Four Frameworks for Leadership: The Bolman/Deal Model
Bolman, Lee G., and Terrence E. Deal, Four Frameworks for Leadership, 1991.
It may be useful to approach leadership from the point of view of four different "frameworks".
Circumstances determine which approach (s) is appropriate. Effective leaders may use a number of these
approaches at the same time.
2. The Human Resource Framework
1. The Structural Framework
The human resource manager views people as the heart
The "structural" manager tries to design and
of any organization and attempts to be responsive to
implement a process or structure appropriate to the
needs and goals to gain commitment and loyalty. The
problem and the circumstances. This includes:
emphasis is on support and empowerment. The HR
p to clarify organizational goals
manager listens well and communicates personal
p manage the external environment
warmth and openness. This leader empowers people
p develop a clear structure appropriate to task, and
through participation and attempts to gain the resources
people need to do a job well. HR managers confront
e clarify lines of authority
when appropriate but try to do so in a supportive
e focus on task, facts, logic, not personality and
This approach is useful when goals and information
This approach is appropriate when employee is high or
are clear, when cause-effect relations are well
increasing or when employee morale is low or declining.
understood, when technologies are strong and there is
In this approach resources should be relatively
little conflict, low ambiguity, low uncertainty, and a
abundant; there should be relatively low conflict and
stable legitimate authority.
3. The Political Framework The political leader 4. The Symbolic Framework This leader views vision
understands the political reality of organizations and and inspiration as critical; people need something to
can deal with it. He or she understands how important believe in. People will give loyalty to an organization
interest groups are, each with a separate agenda. This that has a unique identity and makes them feel that
leader understands conflict and limited resources. This what they do is really important. Symbolism is
leader recognizes major constituencies and develops important as is ceremony and ritual to communicate a
ties to their leadership. Conflict is managed as this sense of organizational mission. These leaders tend to
leader builds power bases and uses power carefully. be very visible and energetic and manage by walking
The leader creates arenas for negotiating differences around. Often these leaders rely heavily on
and coming up with reasonable compromises. This organizational traditions and values as a base for
leader also works at articulating what different groups building a common vision and culture that provides
have in common and helps to identify external cohesiveness and meaning.
"enemies" for groups to fight together.
This approach seems to work best when goals and

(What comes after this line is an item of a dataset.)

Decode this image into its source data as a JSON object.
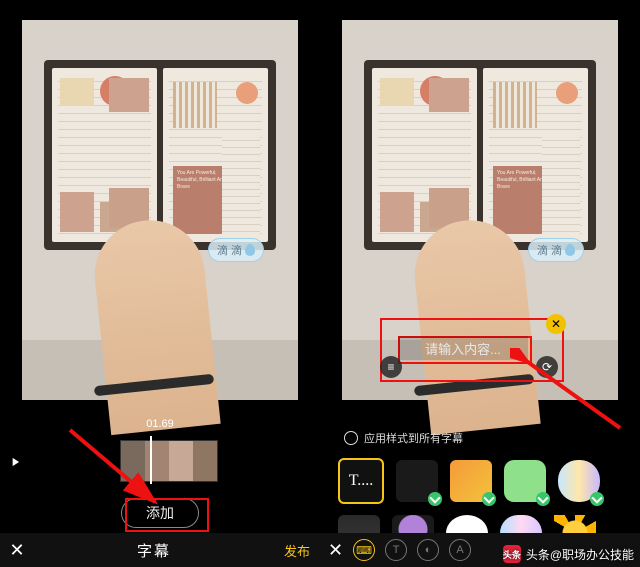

This approach is appropriate where resources are information are unclear and ambiguous, where cause-
scarce or declining, where there is goal and value effect relations are poorly understood and where there
conflict and where diversity is high. is high cultural diversity.